We talk AT each other, not WITH each other. We keep score, assign penalties, and generally treat politics as a sport. But as sports go, politics might be a great a game for participants, but not spectators or listeners. I sense a great disconnect. Why don't Canadians vote? Perhaps, because we're not treating them as participants - but as spectators.

Having said all that, Ottawa is also an amazing place full of fiercely smart and dedicated people at every level in every discipline. I work with journalists who are second to none. They sacrifice a great deal as a result of their dedication for —and perhaps obsession of — political coverage. Politicians, too, live a difficult life and often get a bad rap. Because of the tendency to keep score in political life, they're on defence a lot of the time, and predictably on offence the rest of the time.

But the politicians I've come to know are here for the right reasons. Good people in an adversarial system trying to get things done knowing that if they get it wrong, they'll be looking for a new job.

It has been a privilege to work here. I've learned a great deal. I'm a better journalist and broadcaster, thanks to my mistakes and the patience of the audience who allowed me to make them, forgave me and kept tuning in, confident I'd figure it out eventually. And I hope I did, more often than not.

Finally, as I prepare to go home to Calgary, a simple thank you to Nick, Susana and Paul, the team that produces The House. They are my friends and I will miss them — a lot. As I'll miss you. "

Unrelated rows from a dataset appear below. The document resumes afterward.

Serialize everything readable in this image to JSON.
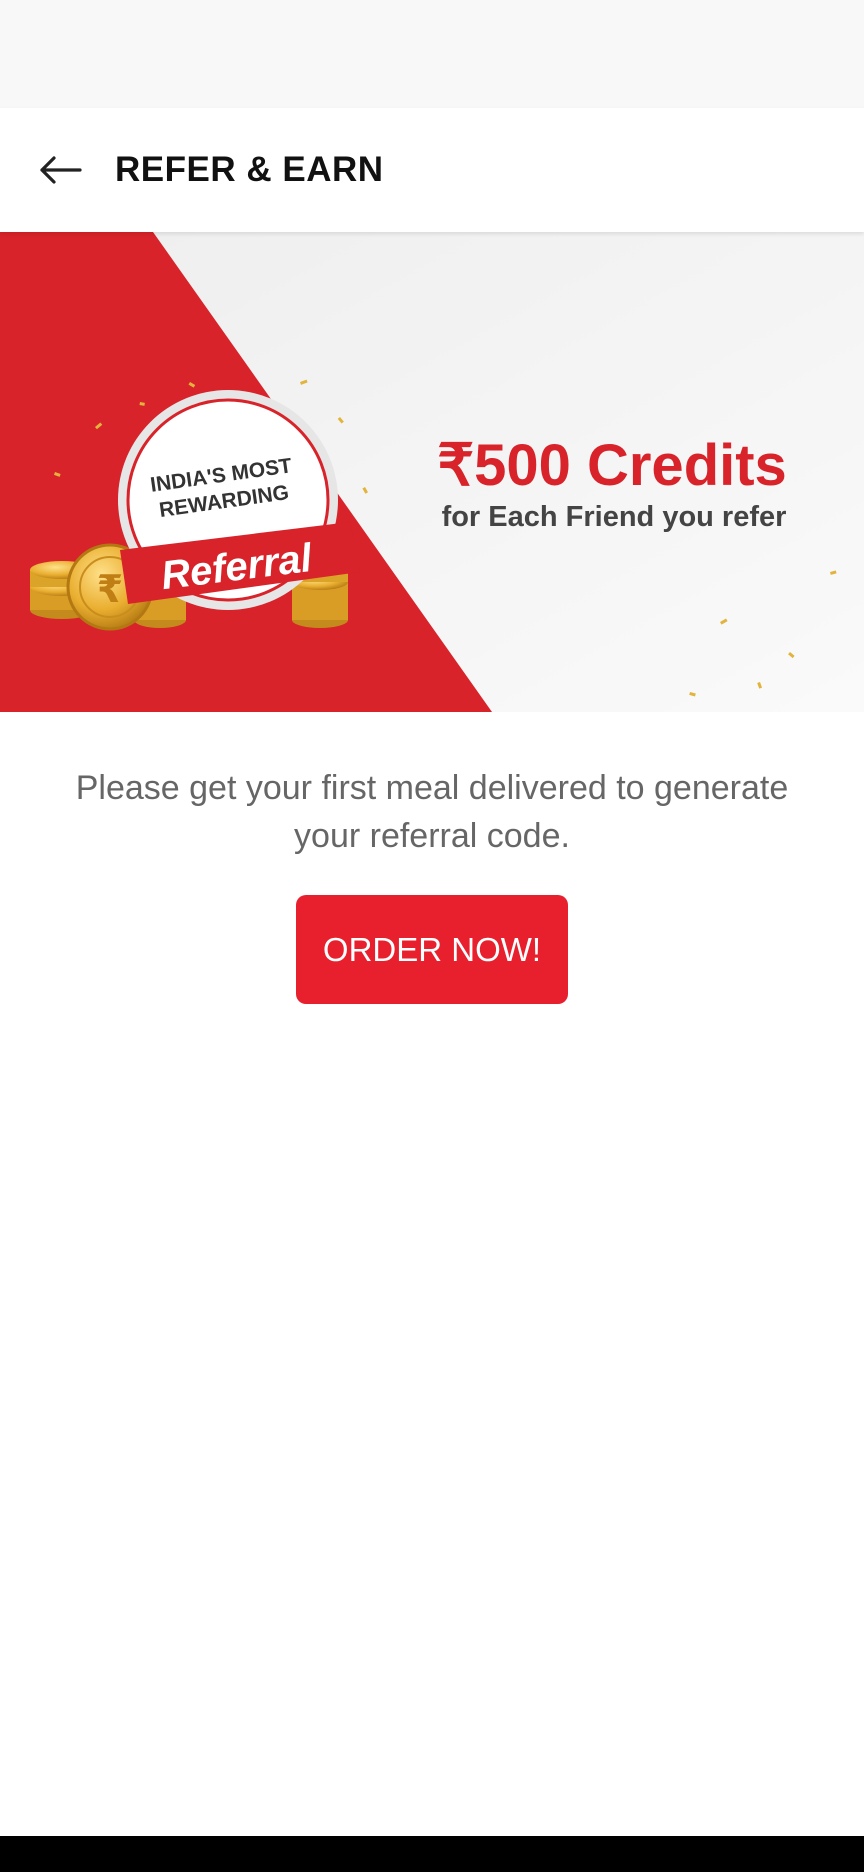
{
  "header": {
    "title": "REFER & EARN",
    "back_icon": "arrow-left-icon"
  },
  "banner": {
    "badge_line1": "INDIA'S MOST",
    "badge_line2": "REWARDING",
    "badge_ribbon": "Referral",
    "headline": "₹500 Credits",
    "subline": "for Each Friend you refer",
    "accent_color": "#d8232a"
  },
  "main": {
    "message_line1": "Please get your first meal delivered to generate",
    "message_line2": "your referral code.",
    "order_button_label": "ORDER NOW!",
    "button_color": "#e8202d"
  }
}
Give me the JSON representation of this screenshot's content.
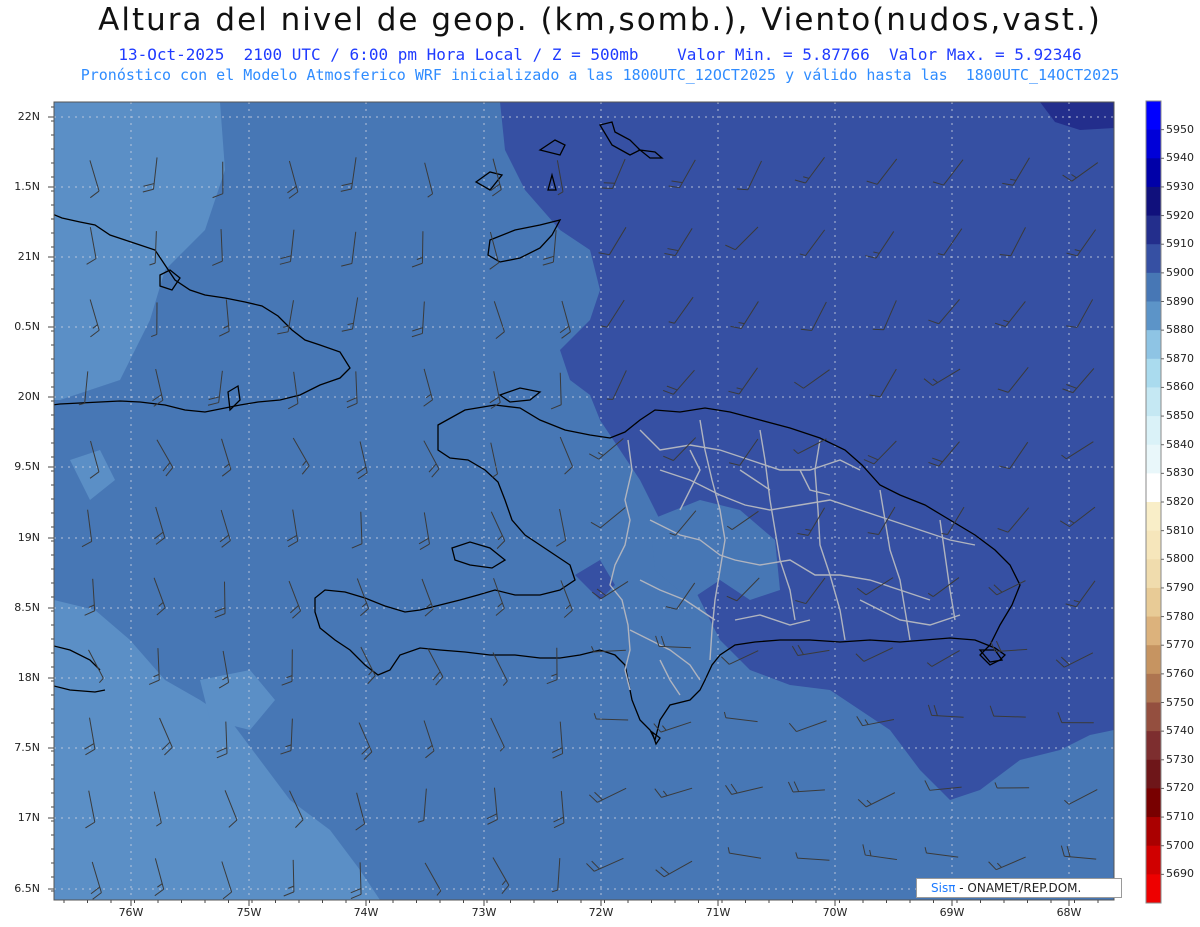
{
  "header": {
    "title": "Altura del nivel de geop. (km,somb.), Viento(nudos,vast.)",
    "subtitle": "13-Oct-2025  2100 UTC / 6:00 pm Hora Local / Z = 500mb    Valor Min. = 5.87766  Valor Max. = 5.92346",
    "subtitle2": "Pronóstico con el Modelo Atmosferico WRF inicializado a las 1800UTC_12OCT2025 y válido hasta las  1800UTC_14OCT2025"
  },
  "axes": {
    "lat_labels": [
      "22N",
      "1.5N",
      "21N",
      "0.5N",
      "20N",
      "9.5N",
      "19N",
      "8.5N",
      "18N",
      "7.5N",
      "17N",
      "6.5N"
    ],
    "lon_labels": [
      "76W",
      "75W",
      "74W",
      "73W",
      "72W",
      "71W",
      "70W",
      "69W",
      "68W"
    ]
  },
  "colorbar": {
    "labels": [
      "5950",
      "5940",
      "5930",
      "5920",
      "5910",
      "5900",
      "5890",
      "5880",
      "5870",
      "5860",
      "5850",
      "5840",
      "5830",
      "5820",
      "5810",
      "5800",
      "5790",
      "5780",
      "5770",
      "5760",
      "5750",
      "5740",
      "5730",
      "5720",
      "5710",
      "5700",
      "5690"
    ],
    "colors": [
      "#0000ff",
      "#0000d8",
      "#0000a8",
      "#10107c",
      "#232e8c",
      "#3650a3",
      "#4777b5",
      "#5c94c8",
      "#8ec4e4",
      "#aadbee",
      "#c5e8f3",
      "#daf2f8",
      "#e9f7fa",
      "#ffffff",
      "#f9eec8",
      "#f6e6bb",
      "#f0dcad",
      "#e8cb96",
      "#dcb27c",
      "#c69461",
      "#ae7550",
      "#944f3f",
      "#7d2e2f",
      "#6e1619",
      "#780000",
      "#aa0000",
      "#d00000",
      "#ee0000"
    ]
  },
  "legend_colors": {
    "low": "#4777b5",
    "mid": "#5b8fc6",
    "high": "#3650a3",
    "highest": "#232e8c"
  },
  "credit": {
    "sis": "Sisπ",
    "org": "- ONAMET/REP.DOM."
  }
}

The House airs on Saturday mornings at 9 a.m. on CBC Radio One and at 7 a.m. on SiriusXM Channel 159. It is Canada's longest-running political affairs program with over 750,000 listeners tuning in every Saturday.